(Dataset rows for apps and sites)
________________________
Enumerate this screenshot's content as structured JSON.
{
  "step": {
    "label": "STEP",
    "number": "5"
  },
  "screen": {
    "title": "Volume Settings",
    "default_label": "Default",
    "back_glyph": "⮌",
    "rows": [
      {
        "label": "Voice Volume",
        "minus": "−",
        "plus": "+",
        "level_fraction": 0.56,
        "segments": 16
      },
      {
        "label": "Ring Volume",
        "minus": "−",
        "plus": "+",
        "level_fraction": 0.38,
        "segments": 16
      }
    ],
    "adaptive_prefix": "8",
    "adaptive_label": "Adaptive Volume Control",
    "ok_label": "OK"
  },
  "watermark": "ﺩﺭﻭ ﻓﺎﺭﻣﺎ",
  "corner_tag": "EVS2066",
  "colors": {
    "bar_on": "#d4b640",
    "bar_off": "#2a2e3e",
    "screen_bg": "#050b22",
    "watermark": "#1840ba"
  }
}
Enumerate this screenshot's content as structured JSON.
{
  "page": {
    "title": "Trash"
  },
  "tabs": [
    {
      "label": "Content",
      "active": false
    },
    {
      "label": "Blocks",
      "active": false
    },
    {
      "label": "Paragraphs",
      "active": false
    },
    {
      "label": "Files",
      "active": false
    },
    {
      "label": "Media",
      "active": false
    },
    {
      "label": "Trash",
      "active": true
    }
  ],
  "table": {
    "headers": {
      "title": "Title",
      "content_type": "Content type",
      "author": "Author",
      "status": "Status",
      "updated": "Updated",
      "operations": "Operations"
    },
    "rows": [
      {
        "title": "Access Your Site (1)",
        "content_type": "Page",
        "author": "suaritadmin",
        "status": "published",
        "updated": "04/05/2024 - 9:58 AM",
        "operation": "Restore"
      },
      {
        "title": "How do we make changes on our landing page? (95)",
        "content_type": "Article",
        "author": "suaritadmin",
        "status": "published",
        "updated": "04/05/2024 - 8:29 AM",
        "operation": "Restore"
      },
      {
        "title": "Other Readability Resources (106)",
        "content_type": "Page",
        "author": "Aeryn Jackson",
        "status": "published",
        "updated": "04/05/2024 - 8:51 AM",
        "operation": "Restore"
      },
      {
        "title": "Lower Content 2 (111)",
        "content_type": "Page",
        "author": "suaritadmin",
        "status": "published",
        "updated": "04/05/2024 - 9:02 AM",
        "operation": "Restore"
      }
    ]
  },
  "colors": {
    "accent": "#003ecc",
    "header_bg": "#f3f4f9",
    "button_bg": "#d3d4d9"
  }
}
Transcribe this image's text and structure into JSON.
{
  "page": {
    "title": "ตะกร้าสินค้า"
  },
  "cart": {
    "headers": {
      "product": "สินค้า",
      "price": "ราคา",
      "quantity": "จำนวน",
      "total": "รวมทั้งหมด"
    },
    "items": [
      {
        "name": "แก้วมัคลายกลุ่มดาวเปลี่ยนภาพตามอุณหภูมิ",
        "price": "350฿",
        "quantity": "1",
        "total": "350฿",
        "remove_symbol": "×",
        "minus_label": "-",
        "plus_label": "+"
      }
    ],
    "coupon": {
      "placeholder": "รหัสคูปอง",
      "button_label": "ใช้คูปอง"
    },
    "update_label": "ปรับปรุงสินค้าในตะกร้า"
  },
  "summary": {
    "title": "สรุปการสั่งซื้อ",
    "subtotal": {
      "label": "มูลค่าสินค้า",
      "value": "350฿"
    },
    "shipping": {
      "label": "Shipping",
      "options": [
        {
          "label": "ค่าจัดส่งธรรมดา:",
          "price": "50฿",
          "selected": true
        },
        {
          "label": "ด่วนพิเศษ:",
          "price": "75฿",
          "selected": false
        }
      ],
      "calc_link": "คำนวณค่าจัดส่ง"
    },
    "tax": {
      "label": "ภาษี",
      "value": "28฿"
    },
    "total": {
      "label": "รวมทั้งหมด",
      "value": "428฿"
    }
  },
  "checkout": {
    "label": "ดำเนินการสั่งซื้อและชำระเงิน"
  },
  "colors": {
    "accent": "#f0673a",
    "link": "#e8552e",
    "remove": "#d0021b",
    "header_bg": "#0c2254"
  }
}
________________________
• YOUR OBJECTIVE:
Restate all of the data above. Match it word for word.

• ANSWER TO THIS EXERCISE:
Enumerate this screenshot's content as structured JSON.
{
  "step": {
    "label": "STEP",
    "number": "5"
  },
  "screen": {
    "title": "Volume Settings",
    "default_label": "Default",
    "back_glyph": "⮌",
    "rows": [
      {
        "label": "Voice Volume",
        "minus": "−",
        "plus": "+",
        "level_fraction": 0.56,
        "segments": 16
      },
      {
        "label": "Ring Volume",
        "minus": "−",
        "plus": "+",
        "level_fraction": 0.38,
        "segments": 16
      }
    ],
    "adaptive_prefix": "8",
    "adaptive_label": "Adaptive Volume Control",
    "ok_label": "OK"
  },
  "watermark": "ﺩﺭﻭ ﻓﺎﺭﻣﺎ",
  "corner_tag": "EVS2066",
  "colors": {
    "bar_on": "#d4b640",
    "bar_off": "#2a2e3e",
    "screen_bg": "#050b22",
    "watermark": "#1840ba"
  }
}
Enumerate this screenshot's content as structured JSON.
{
  "page": {
    "title": "Trash"
  },
  "tabs": [
    {
      "label": "Content",
      "active": false
    },
    {
      "label": "Blocks",
      "active": false
    },
    {
      "label": "Paragraphs",
      "active": false
    },
    {
      "label": "Files",
      "active": false
    },
    {
      "label": "Media",
      "active": false
    },
    {
      "label": "Trash",
      "active": true
    }
  ],
  "table": {
    "headers": {
      "title": "Title",
      "content_type": "Content type",
      "author": "Author",
      "status": "Status",
      "updated": "Updated",
      "operations": "Operations"
    },
    "rows": [
      {
        "title": "Access Your Site (1)",
        "content_type": "Page",
        "author": "suaritadmin",
        "status": "published",
        "updated": "04/05/2024 - 9:58 AM",
        "operation": "Restore"
      },
      {
        "title": "How do we make changes on our landing page? (95)",
        "content_type": "Article",
        "author": "suaritadmin",
        "status": "published",
        "updated": "04/05/2024 - 8:29 AM",
        "operation": "Restore"
      },
      {
        "title": "Other Readability Resources (106)",
        "content_type": "Page",
        "author": "Aeryn Jackson",
        "status": "published",
        "updated": "04/05/2024 - 8:51 AM",
        "operation": "Restore"
      },
      {
        "title": "Lower Content 2 (111)",
        "content_type": "Page",
        "author": "suaritadmin",
        "status": "published",
        "updated": "04/05/2024 - 9:02 AM",
        "operation": "Restore"
      }
    ]
  },
  "colors": {
    "accent": "#003ecc",
    "header_bg": "#f3f4f9",
    "button_bg": "#d3d4d9"
  }
}
Transcribe this image's text and structure into JSON.
{
  "page": {
    "title": "ตะกร้าสินค้า"
  },
  "cart": {
    "headers": {
      "product": "สินค้า",
      "price": "ราคา",
      "quantity": "จำนวน",
      "total": "รวมทั้งหมด"
    },
    "items": [
      {
        "name": "แก้วมัคลายกลุ่มดาวเปลี่ยนภาพตามอุณหภูมิ",
        "price": "350฿",
        "quantity": "1",
        "total": "350฿",
        "remove_symbol": "×",
        "minus_label": "-",
        "plus_label": "+"
      }
    ],
    "coupon": {
      "placeholder": "รหัสคูปอง",
      "button_label": "ใช้คูปอง"
    },
    "update_label": "ปรับปรุงสินค้าในตะกร้า"
  },
  "summary": {
    "title": "สรุปการสั่งซื้อ",
    "subtotal": {
      "label": "มูลค่าสินค้า",
      "value": "350฿"
    },
    "shipping": {
      "label": "Shipping",
      "options": [
        {
          "label": "ค่าจัดส่งธรรมดา:",
          "price": "50฿",
          "selected": true
        },
        {
          "label": "ด่วนพิเศษ:",
          "price": "75฿",
          "selected": false
        }
      ],
      "calc_link": "คำนวณค่าจัดส่ง"
    },
    "tax": {
      "label": "ภาษี",
      "value": "28฿"
    },
    "total": {
      "label": "รวมทั้งหมด",
      "value": "428฿"
    }
  },
  "checkout": {
    "label": "ดำเนินการสั่งซื้อและชำระเงิน"
  },
  "colors": {
    "accent": "#f0673a",
    "link": "#e8552e",
    "remove": "#d0021b",
    "header_bg": "#0c2254"
  }
}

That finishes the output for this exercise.